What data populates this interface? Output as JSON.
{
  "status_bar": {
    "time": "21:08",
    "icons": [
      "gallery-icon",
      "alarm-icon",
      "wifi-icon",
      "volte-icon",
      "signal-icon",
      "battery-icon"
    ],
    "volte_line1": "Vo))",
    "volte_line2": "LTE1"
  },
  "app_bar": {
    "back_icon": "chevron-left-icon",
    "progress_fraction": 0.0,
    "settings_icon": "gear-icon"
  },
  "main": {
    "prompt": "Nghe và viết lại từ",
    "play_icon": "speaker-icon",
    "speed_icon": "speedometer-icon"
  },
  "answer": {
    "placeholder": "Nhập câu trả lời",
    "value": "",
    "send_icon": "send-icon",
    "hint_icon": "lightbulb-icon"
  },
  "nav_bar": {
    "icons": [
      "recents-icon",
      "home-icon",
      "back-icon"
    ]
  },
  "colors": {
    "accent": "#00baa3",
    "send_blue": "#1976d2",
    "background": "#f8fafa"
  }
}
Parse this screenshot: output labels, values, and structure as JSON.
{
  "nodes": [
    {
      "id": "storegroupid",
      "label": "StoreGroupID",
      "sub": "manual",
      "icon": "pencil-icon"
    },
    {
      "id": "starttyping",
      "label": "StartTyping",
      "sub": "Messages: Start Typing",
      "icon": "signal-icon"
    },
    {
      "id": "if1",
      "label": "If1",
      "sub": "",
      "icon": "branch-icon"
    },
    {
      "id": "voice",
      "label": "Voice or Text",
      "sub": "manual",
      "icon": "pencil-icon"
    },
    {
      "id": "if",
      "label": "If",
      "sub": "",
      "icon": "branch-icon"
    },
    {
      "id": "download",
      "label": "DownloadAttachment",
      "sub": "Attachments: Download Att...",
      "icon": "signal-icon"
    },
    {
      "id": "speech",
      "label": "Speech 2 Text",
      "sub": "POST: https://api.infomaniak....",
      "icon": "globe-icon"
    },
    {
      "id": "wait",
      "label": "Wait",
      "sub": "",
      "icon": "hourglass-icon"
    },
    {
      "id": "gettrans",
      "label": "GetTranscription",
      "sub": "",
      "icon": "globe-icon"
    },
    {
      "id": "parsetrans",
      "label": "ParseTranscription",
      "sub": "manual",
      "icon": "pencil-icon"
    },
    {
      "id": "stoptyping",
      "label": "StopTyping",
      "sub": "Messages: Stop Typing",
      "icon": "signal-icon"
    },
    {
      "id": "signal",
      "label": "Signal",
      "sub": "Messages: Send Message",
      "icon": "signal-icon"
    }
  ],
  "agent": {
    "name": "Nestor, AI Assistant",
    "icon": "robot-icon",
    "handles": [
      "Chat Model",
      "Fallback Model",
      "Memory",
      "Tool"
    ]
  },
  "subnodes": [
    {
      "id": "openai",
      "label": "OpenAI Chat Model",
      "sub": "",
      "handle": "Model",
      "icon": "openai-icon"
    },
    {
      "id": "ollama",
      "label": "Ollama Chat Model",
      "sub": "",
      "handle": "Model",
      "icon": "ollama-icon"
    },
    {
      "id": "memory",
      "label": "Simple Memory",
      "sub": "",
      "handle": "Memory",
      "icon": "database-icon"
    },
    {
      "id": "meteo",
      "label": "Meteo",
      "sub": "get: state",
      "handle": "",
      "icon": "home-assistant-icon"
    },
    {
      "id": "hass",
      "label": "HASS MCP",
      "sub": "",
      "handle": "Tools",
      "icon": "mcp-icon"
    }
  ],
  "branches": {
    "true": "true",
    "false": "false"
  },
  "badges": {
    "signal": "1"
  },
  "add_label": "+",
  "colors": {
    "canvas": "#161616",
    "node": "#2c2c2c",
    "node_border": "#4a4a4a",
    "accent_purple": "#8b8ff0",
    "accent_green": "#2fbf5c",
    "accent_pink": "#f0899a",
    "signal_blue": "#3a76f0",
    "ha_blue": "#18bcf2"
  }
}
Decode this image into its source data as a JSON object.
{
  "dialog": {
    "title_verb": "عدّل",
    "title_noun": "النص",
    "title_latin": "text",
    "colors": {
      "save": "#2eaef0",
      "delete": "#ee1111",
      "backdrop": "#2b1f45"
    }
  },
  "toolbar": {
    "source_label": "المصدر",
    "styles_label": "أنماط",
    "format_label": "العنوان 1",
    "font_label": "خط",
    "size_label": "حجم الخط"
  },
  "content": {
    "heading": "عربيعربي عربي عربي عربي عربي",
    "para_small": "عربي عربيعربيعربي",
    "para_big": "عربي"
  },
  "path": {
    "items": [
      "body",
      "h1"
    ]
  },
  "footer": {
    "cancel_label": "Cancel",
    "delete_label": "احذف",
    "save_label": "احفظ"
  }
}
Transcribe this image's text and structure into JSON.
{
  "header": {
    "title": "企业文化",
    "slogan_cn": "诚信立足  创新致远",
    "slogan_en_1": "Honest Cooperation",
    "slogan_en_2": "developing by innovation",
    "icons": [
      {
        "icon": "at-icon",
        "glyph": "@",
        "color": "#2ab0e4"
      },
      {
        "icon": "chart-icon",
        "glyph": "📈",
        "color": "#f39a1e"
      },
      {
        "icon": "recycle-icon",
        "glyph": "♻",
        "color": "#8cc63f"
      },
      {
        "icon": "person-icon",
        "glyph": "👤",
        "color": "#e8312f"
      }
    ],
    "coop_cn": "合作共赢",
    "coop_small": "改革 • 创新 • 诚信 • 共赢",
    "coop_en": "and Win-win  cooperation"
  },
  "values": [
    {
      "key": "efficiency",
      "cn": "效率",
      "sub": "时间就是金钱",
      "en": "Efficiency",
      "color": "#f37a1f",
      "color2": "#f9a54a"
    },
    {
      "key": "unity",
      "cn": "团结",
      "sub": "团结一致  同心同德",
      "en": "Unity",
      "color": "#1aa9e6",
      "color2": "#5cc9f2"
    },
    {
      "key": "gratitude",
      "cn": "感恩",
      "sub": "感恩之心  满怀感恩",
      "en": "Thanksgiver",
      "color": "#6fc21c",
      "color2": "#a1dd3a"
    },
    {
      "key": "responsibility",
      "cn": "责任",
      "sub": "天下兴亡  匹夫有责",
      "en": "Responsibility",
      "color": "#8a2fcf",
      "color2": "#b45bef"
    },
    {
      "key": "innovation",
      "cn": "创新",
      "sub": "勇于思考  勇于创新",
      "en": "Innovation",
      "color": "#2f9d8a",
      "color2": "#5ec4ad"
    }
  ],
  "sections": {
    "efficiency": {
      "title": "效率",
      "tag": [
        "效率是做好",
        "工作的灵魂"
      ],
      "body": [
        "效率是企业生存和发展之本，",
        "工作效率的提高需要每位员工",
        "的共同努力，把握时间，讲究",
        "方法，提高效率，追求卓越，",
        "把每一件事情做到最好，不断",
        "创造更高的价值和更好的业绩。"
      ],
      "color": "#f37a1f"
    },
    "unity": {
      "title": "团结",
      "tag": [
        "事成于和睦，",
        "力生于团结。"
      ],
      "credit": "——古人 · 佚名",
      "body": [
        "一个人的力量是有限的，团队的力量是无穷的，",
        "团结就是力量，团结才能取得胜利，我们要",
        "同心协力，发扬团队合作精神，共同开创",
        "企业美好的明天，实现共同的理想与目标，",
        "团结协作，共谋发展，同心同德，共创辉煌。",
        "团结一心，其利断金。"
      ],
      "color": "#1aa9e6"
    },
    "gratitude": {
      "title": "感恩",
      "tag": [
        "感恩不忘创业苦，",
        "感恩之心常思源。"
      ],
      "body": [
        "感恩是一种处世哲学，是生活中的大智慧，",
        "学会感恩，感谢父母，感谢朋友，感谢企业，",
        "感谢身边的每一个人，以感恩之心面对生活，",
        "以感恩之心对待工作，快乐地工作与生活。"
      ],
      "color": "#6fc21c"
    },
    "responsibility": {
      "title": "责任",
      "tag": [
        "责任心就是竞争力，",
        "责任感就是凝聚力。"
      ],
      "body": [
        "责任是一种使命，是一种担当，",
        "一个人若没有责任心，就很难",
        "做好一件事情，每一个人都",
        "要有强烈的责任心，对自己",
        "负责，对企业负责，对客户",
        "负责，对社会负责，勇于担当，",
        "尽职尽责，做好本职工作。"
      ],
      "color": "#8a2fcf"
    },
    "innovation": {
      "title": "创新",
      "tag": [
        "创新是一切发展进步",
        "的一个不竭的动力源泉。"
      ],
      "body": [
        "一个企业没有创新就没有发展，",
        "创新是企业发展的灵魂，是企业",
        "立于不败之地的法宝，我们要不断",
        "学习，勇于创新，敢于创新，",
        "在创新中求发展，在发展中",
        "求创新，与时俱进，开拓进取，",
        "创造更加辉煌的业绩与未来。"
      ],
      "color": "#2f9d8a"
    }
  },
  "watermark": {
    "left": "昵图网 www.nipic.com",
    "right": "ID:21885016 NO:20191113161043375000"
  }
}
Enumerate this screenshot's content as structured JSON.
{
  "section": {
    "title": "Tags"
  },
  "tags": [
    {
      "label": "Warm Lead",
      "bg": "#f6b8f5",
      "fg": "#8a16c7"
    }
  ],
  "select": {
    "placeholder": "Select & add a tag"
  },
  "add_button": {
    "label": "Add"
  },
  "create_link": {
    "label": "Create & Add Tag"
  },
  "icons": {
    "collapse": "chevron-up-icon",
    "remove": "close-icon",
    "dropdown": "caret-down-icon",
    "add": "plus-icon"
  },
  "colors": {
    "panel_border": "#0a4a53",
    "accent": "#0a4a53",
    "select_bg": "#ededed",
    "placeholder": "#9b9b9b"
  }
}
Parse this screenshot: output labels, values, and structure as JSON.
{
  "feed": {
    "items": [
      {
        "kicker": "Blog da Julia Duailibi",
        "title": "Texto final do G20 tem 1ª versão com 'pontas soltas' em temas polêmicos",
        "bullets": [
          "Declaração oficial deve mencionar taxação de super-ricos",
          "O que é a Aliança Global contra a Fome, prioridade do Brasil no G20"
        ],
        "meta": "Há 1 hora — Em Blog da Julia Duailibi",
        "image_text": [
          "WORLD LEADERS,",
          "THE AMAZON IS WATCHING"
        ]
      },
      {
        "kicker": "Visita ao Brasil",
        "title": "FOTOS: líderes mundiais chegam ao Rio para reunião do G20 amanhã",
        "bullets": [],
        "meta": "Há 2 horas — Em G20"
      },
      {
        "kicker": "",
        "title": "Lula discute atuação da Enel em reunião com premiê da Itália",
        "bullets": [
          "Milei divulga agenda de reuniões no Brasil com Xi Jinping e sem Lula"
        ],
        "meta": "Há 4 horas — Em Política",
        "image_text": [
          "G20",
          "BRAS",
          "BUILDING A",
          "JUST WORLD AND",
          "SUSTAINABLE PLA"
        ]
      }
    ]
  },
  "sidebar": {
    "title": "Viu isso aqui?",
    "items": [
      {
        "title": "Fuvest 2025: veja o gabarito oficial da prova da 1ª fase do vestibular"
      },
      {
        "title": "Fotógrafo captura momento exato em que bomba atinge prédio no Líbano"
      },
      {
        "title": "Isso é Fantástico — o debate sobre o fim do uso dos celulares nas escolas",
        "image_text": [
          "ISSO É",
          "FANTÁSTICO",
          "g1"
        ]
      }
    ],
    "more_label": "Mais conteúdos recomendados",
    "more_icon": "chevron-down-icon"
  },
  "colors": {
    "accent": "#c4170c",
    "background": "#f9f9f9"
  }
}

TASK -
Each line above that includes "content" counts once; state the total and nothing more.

OUTPUT FOR THIS EXERCISE -
2